Here is how they differ:
Eczema is common on the body folds like the back of the knees, elbow crease and neck. Psoriasis is common on the scalp, knees, elbows, umbilicus, and trunk.
Both are red, scaly and inflamed patches of skin, but they do have differences. Psoriasis is characterized by silvery white scales that cover the red patches of skin. Eczema rashes are itchy while psoriatic plaques may or may not be itchy at all.
Causes and Triggers of Flare-ups
Both eczema and psoriasis go through cycles called flare-ups. Flare-ups refer to the recurrence of rashes or skin lesions.
The two are similar in appearance, and the causes of flare-ups are somewhat similar: stress, infection and change of weather are some common triggers for both. Atopic eczema, which is the most common type of eczema, is a type of hyperreactive skin condition. Though doctors are still unsure what exactly causes eczema, affected patients typically experience flare-ups because of temperature changes, certain types of food, or exposure to certain types of detergents.
Psoriasis is also a type of hyperreactive skin condition wherein the skin cells multiply up to ten times faster than normal. As the layers of skin reach the surface and dry up, the skin is growing too fast for it to slough off naturally. What happens is that it creates raised, itchy, and inflamed patches on the skin, caused by an excessive buildup of dead skin cells.
You may treat the symptoms of eczema and psoriasis with topical creams such as Mometasone Furoate (Elica®) Cream. Emollients are a mainstay of treatment in both conditions.
Eczema is usually characterised by itching, which can sometimes be so intense that sufferers would have difficulty in sleeping.
Eczema is common in young children, and they may eventually grow out of it. However, some people get flare-ups throughout their lives.
Psoriasis is also a chronic, recurrent condition that maybe accompanied by nail and joint problems. Skin lesions of psoriasis may be managed by topical agents such as topical corticosteroids, vitamin D derivatives and emollients. In more severe cases, light therapy (Phototherapy) and systemic medications are used.
Remember that it is always best to ask your doctor for a correct diagnosis.
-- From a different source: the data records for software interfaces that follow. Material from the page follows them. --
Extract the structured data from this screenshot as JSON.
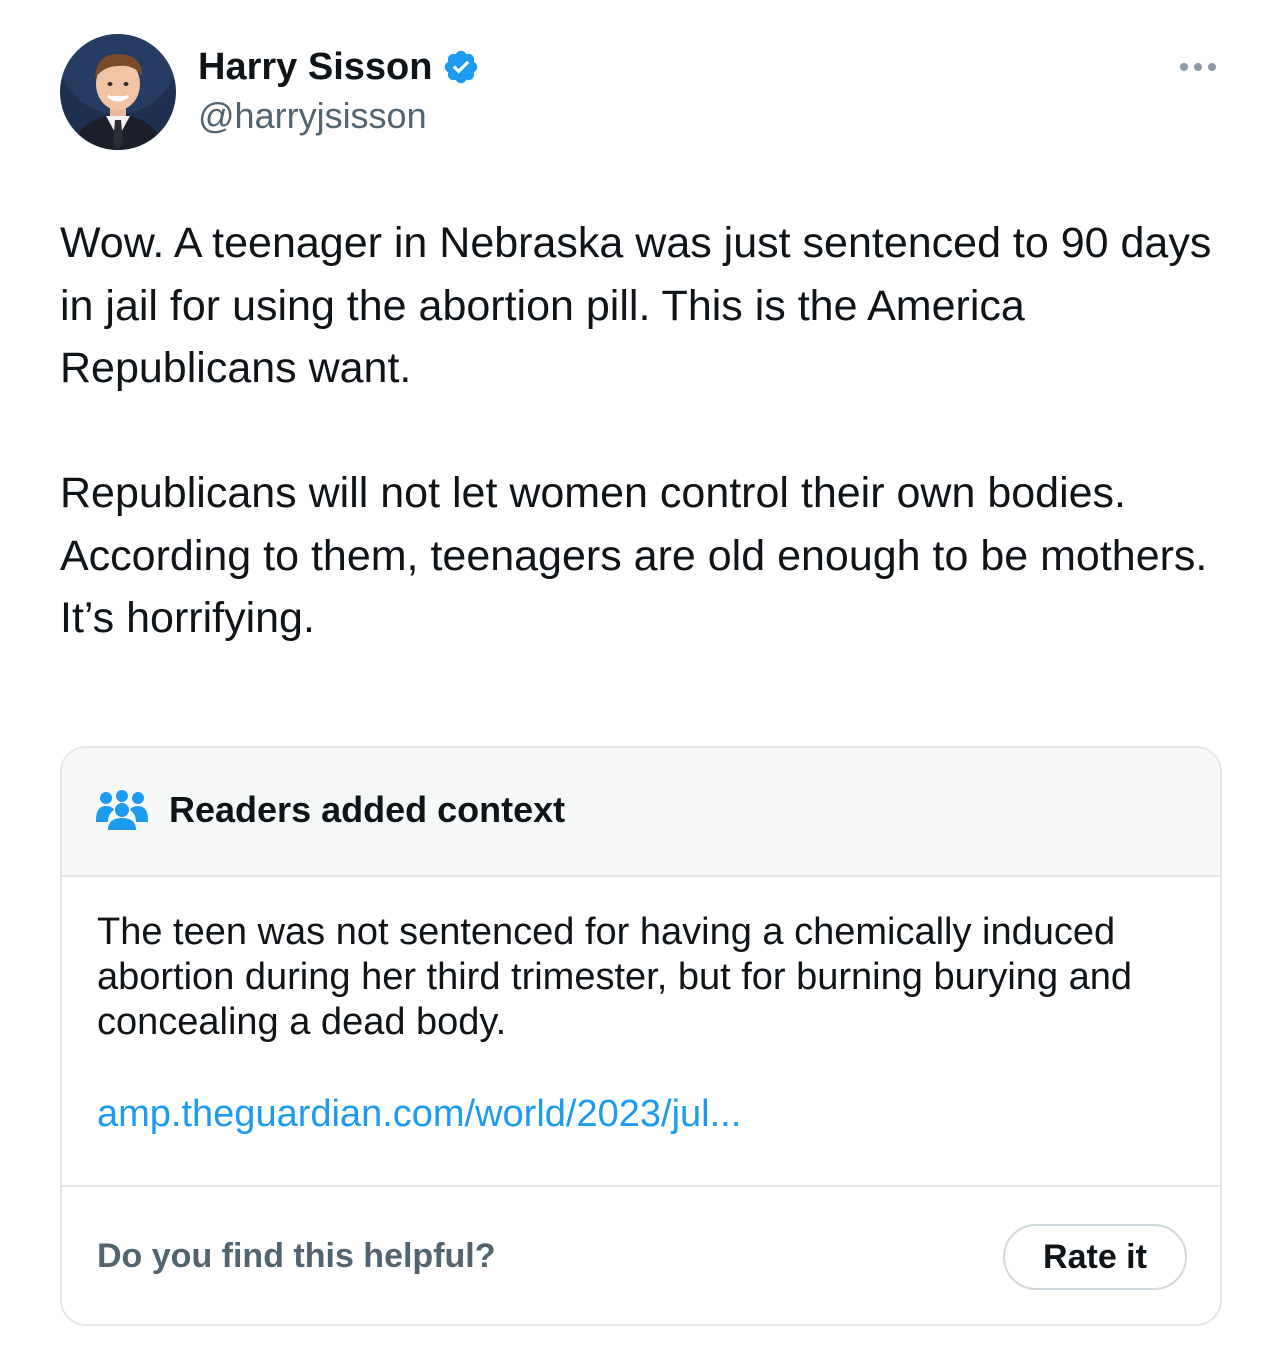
{
  "author": {
    "display_name": "Harry Sisson",
    "handle": "@harryjsisson",
    "verified": true,
    "verified_color": "#1d9bf0"
  },
  "tweet": {
    "paragraphs": [
      "Wow. A teenager in Nebraska was just sentenced to 90 days in jail for using the abortion pill. This is the America Republicans want.",
      "Republicans will not let women control their own bodies. According to them, teenagers are old enough to be mothers. It’s horrifying."
    ]
  },
  "community_note": {
    "header_icon": "people-icon",
    "title": "Readers added context",
    "body": "The teen was not sentenced for having a chemically induced abortion during her third trimester, but for burning burying and concealing a dead body.",
    "link_text": "amp.theguardian.com/world/2023/jul...",
    "helpful_question": "Do you find this helpful?",
    "rate_button_label": "Rate it",
    "link_color": "#1d9bf0",
    "icon_color": "#1d9bf0"
  },
  "icons": {
    "more": "more-horizontal-icon",
    "verified": "verified-badge-icon"
  }
}
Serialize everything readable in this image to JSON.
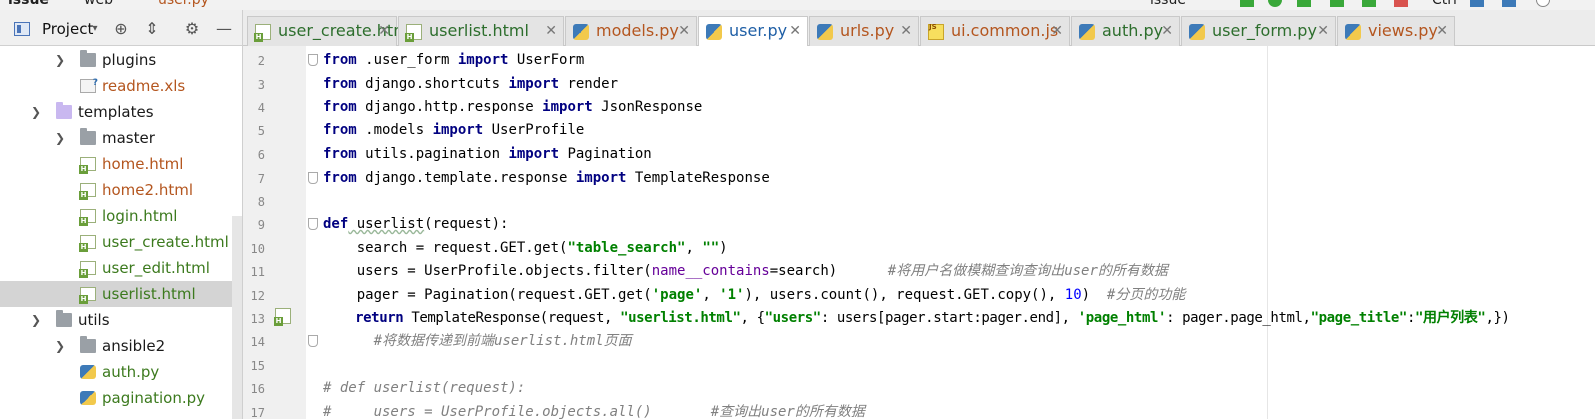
{
  "topbar": {
    "breadcrumb_issue": "issue",
    "breadcrumb_web": "web",
    "breadcrumb_file": "user.py",
    "run_config": "issue",
    "search_hint": "Ctrl"
  },
  "project_panel": {
    "title": "Project",
    "tree": [
      {
        "label": "plugins",
        "type": "folder",
        "expanded": false,
        "color": "default"
      },
      {
        "label": "readme.xls",
        "type": "xls",
        "color": "orange"
      },
      {
        "label": "templates",
        "type": "folder-purple",
        "expanded": true,
        "color": "default"
      },
      {
        "label": "master",
        "type": "folder",
        "expanded": false,
        "color": "default"
      },
      {
        "label": "home.html",
        "type": "html",
        "color": "orange"
      },
      {
        "label": "home2.html",
        "type": "html",
        "color": "orange"
      },
      {
        "label": "login.html",
        "type": "html",
        "color": "green"
      },
      {
        "label": "user_create.html",
        "type": "html",
        "color": "green"
      },
      {
        "label": "user_edit.html",
        "type": "html",
        "color": "green"
      },
      {
        "label": "userlist.html",
        "type": "html",
        "color": "green",
        "selected": true
      },
      {
        "label": "utils",
        "type": "folder",
        "expanded": true,
        "color": "default"
      },
      {
        "label": "ansible2",
        "type": "folder",
        "expanded": false,
        "color": "default"
      },
      {
        "label": "auth.py",
        "type": "py",
        "color": "green"
      },
      {
        "label": "pagination.py",
        "type": "py",
        "color": "green"
      }
    ]
  },
  "tabs": [
    {
      "label": "user_create.html",
      "icon": "html",
      "color": "green",
      "active": false
    },
    {
      "label": "userlist.html",
      "icon": "html",
      "color": "green",
      "active": false
    },
    {
      "label": "models.py",
      "icon": "py",
      "color": "orange",
      "active": false
    },
    {
      "label": "user.py",
      "icon": "py",
      "color": "blue",
      "active": true
    },
    {
      "label": "urls.py",
      "icon": "py",
      "color": "orange",
      "active": false
    },
    {
      "label": "ui.common.js",
      "icon": "js",
      "color": "orange",
      "active": false
    },
    {
      "label": "auth.py",
      "icon": "py",
      "color": "green",
      "active": false
    },
    {
      "label": "user_form.py",
      "icon": "py",
      "color": "green",
      "active": false
    },
    {
      "label": "views.py",
      "icon": "py",
      "color": "orange",
      "active": false
    }
  ],
  "editor": {
    "line_numbers": [
      "2",
      "3",
      "4",
      "5",
      "6",
      "7",
      "8",
      "9",
      "10",
      "11",
      "12",
      "13",
      "14",
      "15",
      "16",
      "17"
    ],
    "lines": {
      "l2": {
        "kw1": "from",
        "a": " .user_form ",
        "kw2": "import",
        "b": " UserForm"
      },
      "l3": {
        "kw1": "from",
        "a": " django.shortcuts ",
        "kw2": "import",
        "b": " render"
      },
      "l4": {
        "kw1": "from",
        "a": " django.http.response ",
        "kw2": "import",
        "b": " JsonResponse"
      },
      "l5": {
        "kw1": "from",
        "a": " .models ",
        "kw2": "import",
        "b": " UserProfile"
      },
      "l6": {
        "kw1": "from",
        "a": " utils.pagination ",
        "kw2": "import",
        "b": " Pagination"
      },
      "l7": {
        "kw1": "from",
        "a": " django.template.response ",
        "kw2": "import",
        "b": " TemplateResponse"
      },
      "l9": {
        "kw": "def",
        "name": " userlist",
        "rest": "(request):"
      },
      "l10": {
        "a": "    search = request.GET.get(",
        "s1": "\"table_search\"",
        "b": ", ",
        "s2": "\"\"",
        "c": ")"
      },
      "l11": {
        "a": "    users = UserProfile.objects.filter(",
        "p": "name__contains",
        "b": "=search)      ",
        "cmt": "#将用户名做模糊查询查询出user的所有数据"
      },
      "l12": {
        "a": "    pager = Pagination(request.GET.get(",
        "s1": "'page'",
        "b": ", ",
        "s2": "'1'",
        "c": "), users.count(), request.GET.copy(), ",
        "n": "10",
        "d": ")  ",
        "cmt": "#分页的功能"
      },
      "l13": {
        "kw": "    return",
        "a": " TemplateResponse(request, ",
        "s1": "\"userlist.html\"",
        "b": ", {",
        "s2": "\"users\"",
        "c": ": users[pager.start:pager.end], ",
        "s3": "'page_html'",
        "d": ": pager.page_html,",
        "s4": "\"page_title\"",
        "e": ":",
        "s5": "\"用户列表\"",
        "f": ",})"
      },
      "l14": {
        "cmt": "      #将数据传递到前端userlist.html页面"
      },
      "l16": {
        "cmt": "# def userlist(request):"
      },
      "l17": {
        "cmt": "#     users = UserProfile.objects.all()       #查询出user的所有数据"
      }
    }
  }
}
Your doctor has the tools and the knowledge to determine whether you or your child has eczema or psoriasis.